The study, which involved approximately 5,000 women worldwide, including approximately 250 Irish patients, found there was no difference after five years in the outcomes for postmenopausal women who had received chemotherapy as well as hormone therapy, when compared with those who had received hormone therapy only.
Approximately 3,500 Irish women are diagnosed with breast cancer every year, of whom approximately 370 each year will now be spared the negative side effects of chemotherapy as a result of the study.
Chemotherapy is a life-saving treatment for those who need it, but can result in a range of negative side effects, including temporary nausea and hair loss, or long term side effects such as damage to the cells of certain organs.
The results of the study, which had earlier been reported to a cancer conference in the US, will “change practice worldwide,” according to Irish consultant oncologist, Cathy Kelly, one of the authors of the report in the peer-reviewed US journal.
Prof Kelly was the lead investigator in Ireland for the study, which was funded by the US National Cancer Institute and involved study sites in nine countries, including Ireland.
The results apply to women who have hormone-driven or hormone-sensitive breast cancer, which accounts for approximately two-thirds of all breast cancers.
Women who have such early-stage breast cancers that have not spread to the lymph nodes are already treated without chemotherapy, because of an earlier study based on the use of a tumour-profiling test called the Oncotype DX Breast Recurrance Score.
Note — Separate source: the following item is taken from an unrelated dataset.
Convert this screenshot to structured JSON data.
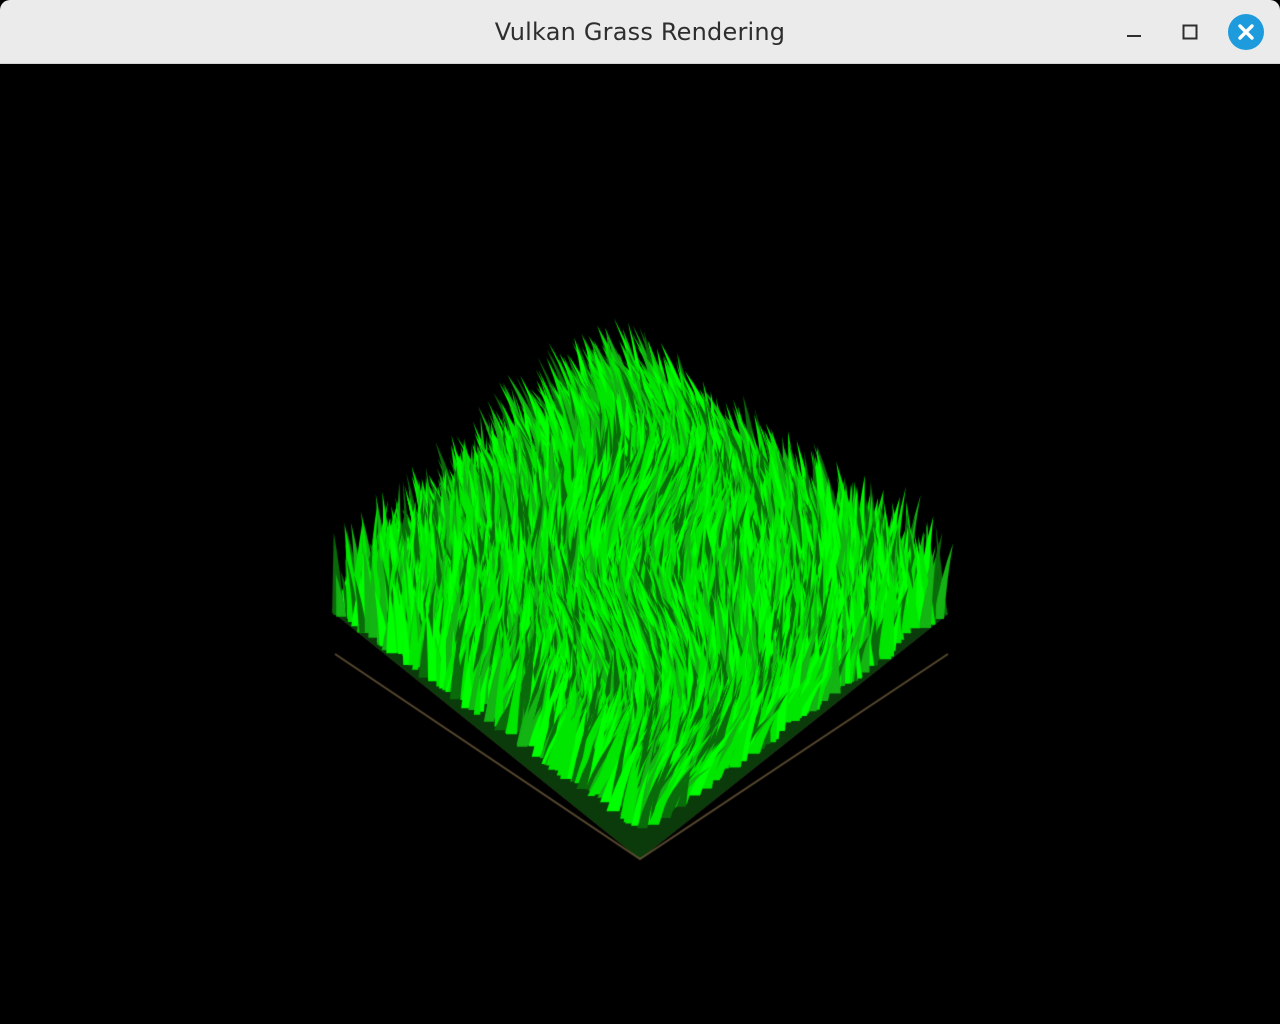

Since this practice was introduced in Ireland approximately 10 years ago, thousands of woman whose breast cancer had not spread had been spared the negative side effects of chemotherapy.
The new study found that with postmenopausal women whose breast cancer has spread to three lymph nodes or less, and who “scored” 25 or below in the tumour-profiling test, the provision of chemotherapy in addition to hormone therapy did not affect their outcome after five years.
In relation to premenopausal women, the study found a statistically-significant benefit from chemotherapy.
“I am very proud that Ireland has contributed to this really important and meaningful trial,” said Prof Kelly, a consultant with the Mater Hospital in Dublin.
“ I would like to thank all the women who bravely and selflessly took part in the study and to my breast oncology colleagues who ensured women across Ireland had access to the study.”
The women who volunteered “have done a real service to future generations of women with breast cancer by being brave enough to go into a trial,” Prof Kelly told The Irish Times.
For the women in the study, the non-recurrance, survival rates in the various categories ranged between 89 per cent and 94 per cent.
Recurrance does not mean the patient died, as she may have received further, successful treatment.